So are you listening when alone with your cup of tea.
Do you put your ear to it and breathe in while I exhale.
Tell Mum, that today I told my dreams to fuck off and it hurt.
While your there tell my Dad, Nan and Brother too.
Tell them I’m falling, failing, flailing grieving over my changed mind.
Tell Mum, I’m not mad.
I’d like to know her history of mental illness.
Tell Mum, I said hi.
Mandy- August 2012
Have you seen Mandy?
Or the man who sells laughter in the palm of his hand?
Have you thrown another layer of soil on your plans?
Cos when you and her meet. You talk shit.
Mandy, calls you in your head.
Leads you to a corner on a bed, then sends you flying high.
Past me, pushing into a table you don’t even realise.
Maybe the ground shook, how strong I need to move yet stay.
And push you, push you away.
And I’d kick you if I could.
But already violence has filled your immature state of mind.
Maybe if I shout and you cry we can add to the atmosphere of this fine Bristol night.
Betting shop June 2012
Do dreams lie in the land of blue pen, wooden table and plastic chair.
In ripped papers, tracksuit trousers and greasy hair.
And the man smoking weed, who always tries to grab,
the woman who shouts, pay you later bloodclat.
What the hell am I doing in a betting shop?
Is this where artists learn their trade?
Smiling at punters whilst their spirits fade.
And burn on a note on some paper in a chest.
Until a fire erupts with the words ‘fuck this’.
I can make, make, I’ve forgotten what I make.
I cant remember what I hate.
And what I’ve got is a chair to sit on in the place where time stops.
But computer horses run, and lucky numbers matter.
And someone shouts go, go, go, and other mindless chatter.
And a dogs shit on the floor, they’re all addicted in here and poor.
Chasing a feeling in their heads,
Where’s the pill to cure all.
Is it in the box of marketing designed to fuel and pull in.
With a change of clothes on a Thursday,
The wife calls at 8pm, (your stuck in traffic),
That cards now declined from the atm, (holding down sick).
Feet instinctively move to an exit masked,
by the woman who sleeps in the toilet,
who is muttering about a key,
apparently she needs it to set a cat free.
What time do I finish work?
If the world ended if Geraldine thought I didn’t like her,
I would apologise, though my apology would be late.
If you would have told me you wanted me to be there with Geraldine.
I would have arrived, but late.
This is because as you already knew I was seeing a friend for their birthday.
And as an afternote, I’ll tell you now we had a lovely time.
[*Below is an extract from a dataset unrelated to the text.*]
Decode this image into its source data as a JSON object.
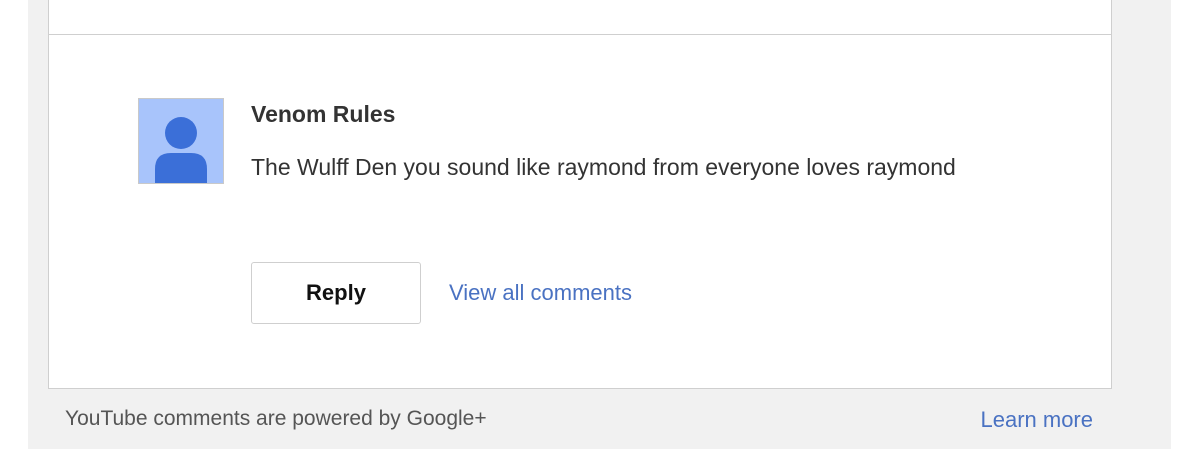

You forgot to ask, since you couldn’t stop repeating the phrase, ‘you finished work at five’.
Brain quite addled with lemsip,
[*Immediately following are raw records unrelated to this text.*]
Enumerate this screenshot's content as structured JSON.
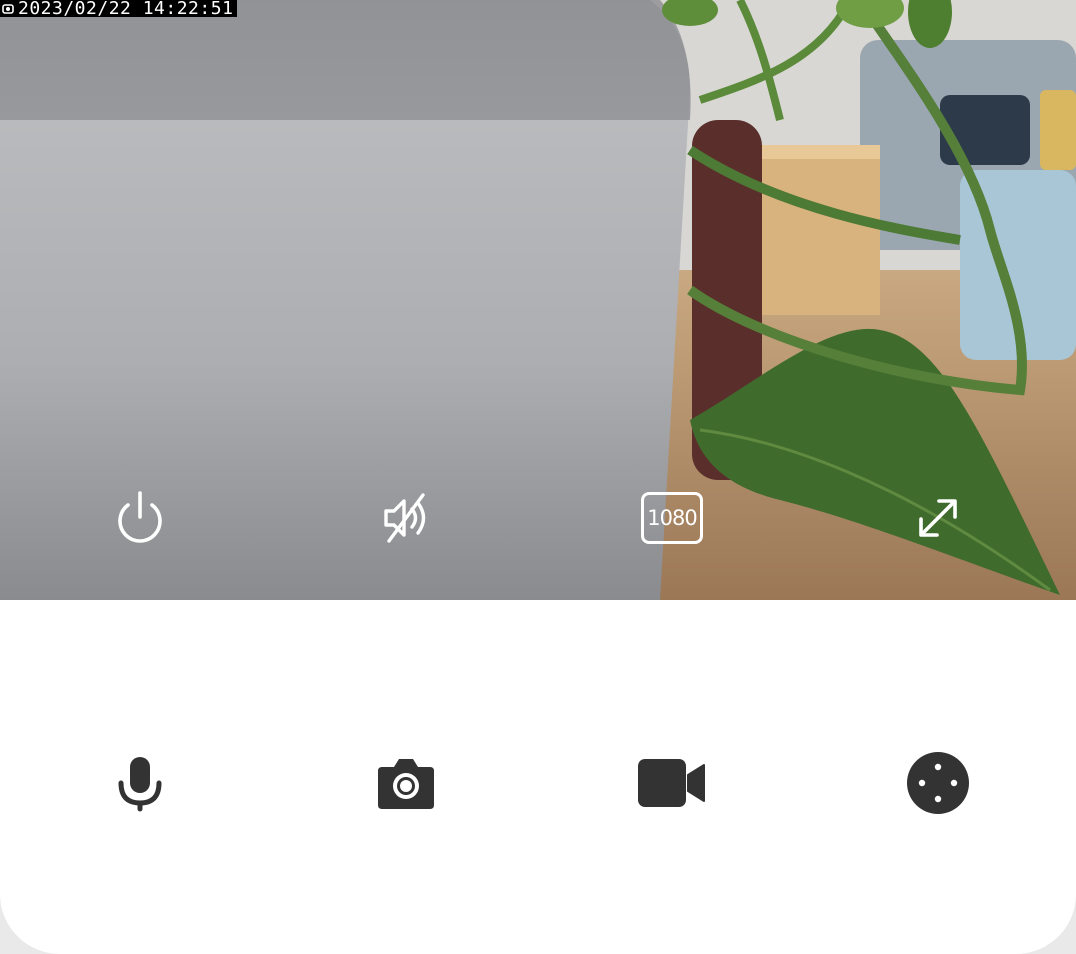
{
  "feed": {
    "timestamp": "2023/02/22  14:22:51"
  },
  "feed_controls": [
    {
      "name": "power-icon"
    },
    {
      "name": "sound-off-icon"
    },
    {
      "name": "resolution-icon",
      "label": "1080"
    },
    {
      "name": "fullscreen-icon"
    }
  ],
  "actions": [
    {
      "name": "microphone-icon"
    },
    {
      "name": "camera-icon"
    },
    {
      "name": "video-camera-icon"
    },
    {
      "name": "joystick-icon"
    }
  ],
  "colors": {
    "icon_light": "#ffffff",
    "icon_dark": "#333333",
    "panel_bg": "#ffffff"
  }
}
it could happen to us all,
maybe its onset dementia, maybe you need more clocks, maybe I finished work at five.